Space tourism one step closer
Virgin Galactic boss Richard Branson has been talking about his plans to open up space to tourists.
So far Branson says 529 people, thought to include Hollywood stars Brad Pitt and Angelina Jolie, have signed up to his SS2 trip which will take passengers up to the edge of space.
The first flights are hoped to take place in 2016 but they aren’t cheap – each one costs over £100,000.
Maldives Twitter campaign hijacked
New York Daily News
An attempt by tourism authorities in the Maldives to harness the power of social media has backfired after pro-democracy campaigners hijacked its Twitter hashtag.
Officials at VisitMaldives.com, the state tourist web site, set up the hashtag #sunnysideoflife in an effort to promote the country to foreign holidaymakers.
It asked Twitter users to tweet about their experiences of visiting the Maldives, with the aim of turning the slogan into a catchphrase associated with the country.
However, the term is now being used by hundreds of people to highlight alleged human rights abuses carried out by the current government.
Six hurt, including US tourist, in Pamplona bull run
Six people were hospitalised Thursday after running through the streets with charging bulls at Spain’s San Fermin festival, including one visitor from the United States, authorities said.
Those injured in the sixth bull-run of the colourful fiesta included a 62-year-old local and a person from San Francisco, California, both of whom were treated for head injuries, the regional government said in a statement.

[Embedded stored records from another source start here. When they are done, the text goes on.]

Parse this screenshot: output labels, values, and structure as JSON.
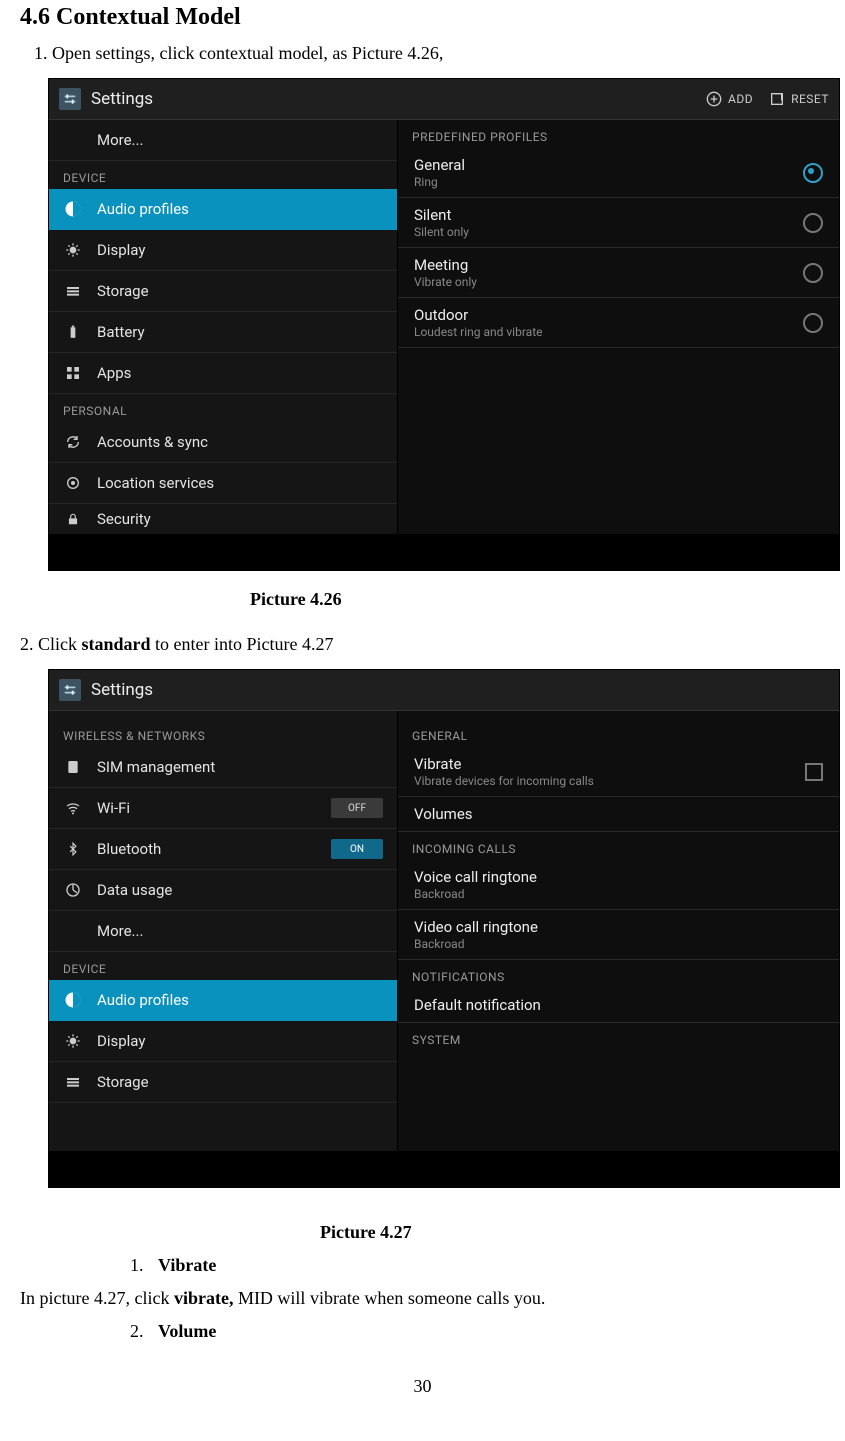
{
  "section_title": "4.6 Contextual Model",
  "line1": "1. Open settings, click contextual model, as Picture 4.26,",
  "caption1": "Picture 4.26",
  "line2_pre": "2.    Click ",
  "line2_bold": "standard",
  "line2_post": " to enter into Picture 4.27",
  "caption2": "Picture 4.27",
  "sub1_num": "1.",
  "sub1_label": "Vibrate",
  "sub1_text_a": "In picture 4.27, click ",
  "sub1_text_b": "vibrate,",
  "sub1_text_c": " MID will vibrate when someone calls you.",
  "sub2_num": "2.",
  "sub2_label": "Volume",
  "page_number": "30",
  "shot1": {
    "title": "Settings",
    "actions": {
      "add": "ADD",
      "reset": "RESET"
    },
    "sidebar": {
      "more": "More...",
      "sec_device": "DEVICE",
      "items": [
        "Audio profiles",
        "Display",
        "Storage",
        "Battery",
        "Apps"
      ],
      "sec_personal": "PERSONAL",
      "personal": [
        "Accounts & sync",
        "Location services",
        "Security"
      ]
    },
    "content": {
      "header": "PREDEFINED PROFILES",
      "profiles": [
        {
          "t": "General",
          "s": "Ring",
          "sel": true
        },
        {
          "t": "Silent",
          "s": "Silent only",
          "sel": false
        },
        {
          "t": "Meeting",
          "s": "Vibrate only",
          "sel": false
        },
        {
          "t": "Outdoor",
          "s": "Loudest ring and vibrate",
          "sel": false
        }
      ]
    }
  },
  "shot2": {
    "title": "Settings",
    "sidebar": {
      "sec_wireless": "WIRELESS & NETWORKS",
      "wireless": [
        {
          "label": "SIM management",
          "ctrl": null
        },
        {
          "label": "Wi-Fi",
          "ctrl": "OFF"
        },
        {
          "label": "Bluetooth",
          "ctrl": "ON"
        },
        {
          "label": "Data usage",
          "ctrl": null
        },
        {
          "label": "More...",
          "ctrl": null
        }
      ],
      "sec_device": "DEVICE",
      "device": [
        "Audio profiles",
        "Display",
        "Storage"
      ]
    },
    "content": {
      "sec_general": "GENERAL",
      "vibrate": {
        "t": "Vibrate",
        "s": "Vibrate devices for incoming calls"
      },
      "volumes": "Volumes",
      "sec_incoming": "INCOMING CALLS",
      "voice": {
        "t": "Voice call ringtone",
        "s": "Backroad"
      },
      "video": {
        "t": "Video call ringtone",
        "s": "Backroad"
      },
      "sec_notif": "NOTIFICATIONS",
      "defnotif": "Default notification",
      "sec_system": "SYSTEM"
    }
  }
}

Strange religious bedfellows unite for letter against hotel porn
A letter penned by two notable scholars – a Christian and a Muslim – and sent to a number of different hotel industry executives has asked those hotels to remove pornography from their company’s in-room movie selections.
Robert P. George, a professor at Princeton University and the past chairman of the conservative National Organization for Marriage, and Shaykh Hamza Yusuf, co-founder of Zaytuna College, a Muslim school, wrote the letter to urge hotels “to do what is right as a matter of conscience.”

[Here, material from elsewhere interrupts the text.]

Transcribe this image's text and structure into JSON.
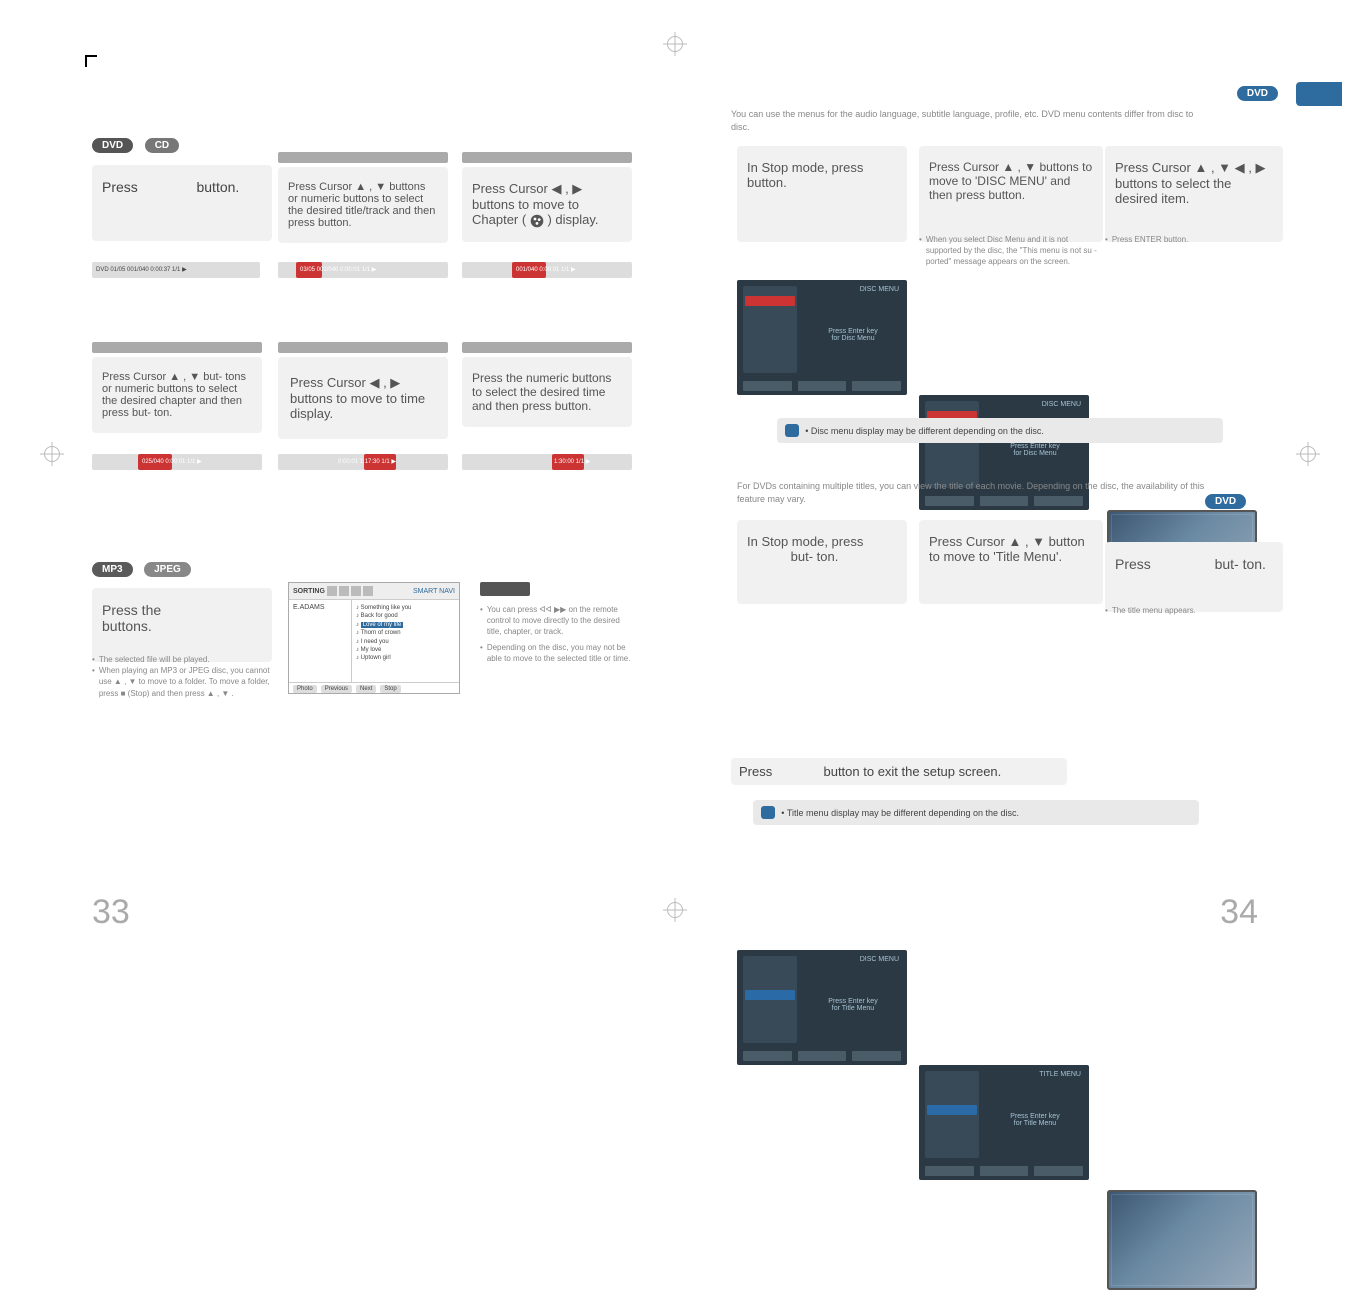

“We are, respectively, a Christian and a Muslim, but we appeal to you not on the basis of truths revealed in our scriptures but on the basis of a commitment that should be shared by all people of reason and goodwill: a commitment to human dignity and the common good,” reads the letter.